If you are getting a divorce in Maryland and you or your spouse are in the military, you probably know that there will several different issues to deal with that would not come up if you were both civilians. One of those issues is what happens to the military pension after you divorce.
Even establishing that Maryland is the state that has jurisdiction can be complicated. The residence or domicile of the military member must be in Maryland, or the military member has to consent to the jurisdiction. While every state recognizes the pension as marital property, it can only be paid out directly to an ex-spouse if the marriage has lasted at least 10 years and the overlapping period of military service has been at least 10 years. However, there is a myth that for shorter marriages, the non-military spouse cannot get any of the pension. This is untrue. A court may decide to award a portion of the pension to the ex-spouse even when the marriage has been shorter. The difference is that the payment is not made directly by the Department of Defense.
A non-military ex-spouse cannot get direct payments of more than half the pension or 65% if the military member is obligated to pay alimony or child support. Depending on the length of the marriage, the ex-spouse may be eligible for other benefits as well, such as medical benefits. Other property division may proceed based on state law.
Military service can complicate a divorce in a number of other ways as well.

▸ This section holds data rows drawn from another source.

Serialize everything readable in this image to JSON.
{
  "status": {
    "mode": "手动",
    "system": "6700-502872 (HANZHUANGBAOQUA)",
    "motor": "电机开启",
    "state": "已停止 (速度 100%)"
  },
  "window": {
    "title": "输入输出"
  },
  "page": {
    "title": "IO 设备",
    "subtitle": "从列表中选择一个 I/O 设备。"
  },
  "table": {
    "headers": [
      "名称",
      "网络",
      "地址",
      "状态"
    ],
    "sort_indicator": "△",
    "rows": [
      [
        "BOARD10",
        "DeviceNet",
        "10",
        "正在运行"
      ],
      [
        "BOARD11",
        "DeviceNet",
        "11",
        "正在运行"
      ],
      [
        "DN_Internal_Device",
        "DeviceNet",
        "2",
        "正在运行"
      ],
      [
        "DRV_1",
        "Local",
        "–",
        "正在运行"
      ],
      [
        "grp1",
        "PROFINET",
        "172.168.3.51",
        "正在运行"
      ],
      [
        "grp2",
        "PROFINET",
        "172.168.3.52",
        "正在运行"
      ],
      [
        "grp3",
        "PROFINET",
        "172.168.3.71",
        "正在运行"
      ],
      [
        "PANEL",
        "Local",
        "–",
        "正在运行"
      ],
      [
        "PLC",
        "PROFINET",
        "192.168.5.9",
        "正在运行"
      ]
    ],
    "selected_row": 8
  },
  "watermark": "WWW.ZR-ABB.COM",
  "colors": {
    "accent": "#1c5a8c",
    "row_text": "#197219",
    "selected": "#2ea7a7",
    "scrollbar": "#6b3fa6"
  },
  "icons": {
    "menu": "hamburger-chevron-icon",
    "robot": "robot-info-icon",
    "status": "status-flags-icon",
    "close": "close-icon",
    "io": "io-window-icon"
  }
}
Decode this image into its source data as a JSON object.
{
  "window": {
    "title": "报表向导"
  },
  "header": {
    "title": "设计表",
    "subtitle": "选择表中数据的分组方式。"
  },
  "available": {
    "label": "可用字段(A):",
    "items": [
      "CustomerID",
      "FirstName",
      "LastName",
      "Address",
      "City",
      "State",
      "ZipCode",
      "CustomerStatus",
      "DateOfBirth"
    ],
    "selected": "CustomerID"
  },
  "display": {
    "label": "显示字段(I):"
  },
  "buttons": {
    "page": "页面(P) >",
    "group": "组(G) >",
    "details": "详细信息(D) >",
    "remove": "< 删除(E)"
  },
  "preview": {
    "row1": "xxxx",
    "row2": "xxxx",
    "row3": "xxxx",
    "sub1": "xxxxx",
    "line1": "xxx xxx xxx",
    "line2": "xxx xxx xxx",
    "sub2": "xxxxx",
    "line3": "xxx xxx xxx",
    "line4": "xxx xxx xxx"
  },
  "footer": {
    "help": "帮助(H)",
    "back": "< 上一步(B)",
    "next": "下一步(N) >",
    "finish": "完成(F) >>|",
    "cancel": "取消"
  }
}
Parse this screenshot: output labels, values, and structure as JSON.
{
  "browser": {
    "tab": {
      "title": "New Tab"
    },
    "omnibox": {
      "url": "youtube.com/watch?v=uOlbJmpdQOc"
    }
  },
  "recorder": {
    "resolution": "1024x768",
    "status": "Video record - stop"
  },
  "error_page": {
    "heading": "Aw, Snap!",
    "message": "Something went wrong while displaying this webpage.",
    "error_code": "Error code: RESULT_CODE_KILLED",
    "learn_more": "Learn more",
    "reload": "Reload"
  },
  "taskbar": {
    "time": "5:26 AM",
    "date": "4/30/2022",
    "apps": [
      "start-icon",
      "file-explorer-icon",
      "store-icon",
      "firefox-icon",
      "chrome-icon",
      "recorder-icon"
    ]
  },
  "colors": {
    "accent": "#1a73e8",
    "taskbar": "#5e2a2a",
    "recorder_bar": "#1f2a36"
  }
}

For example, if there are children and one parent is deployed frequently, this can affect the agreement for child custody and visitation. People considering a divorce when one or both spouses are in the military may want to consult an attorney who has this type of experience.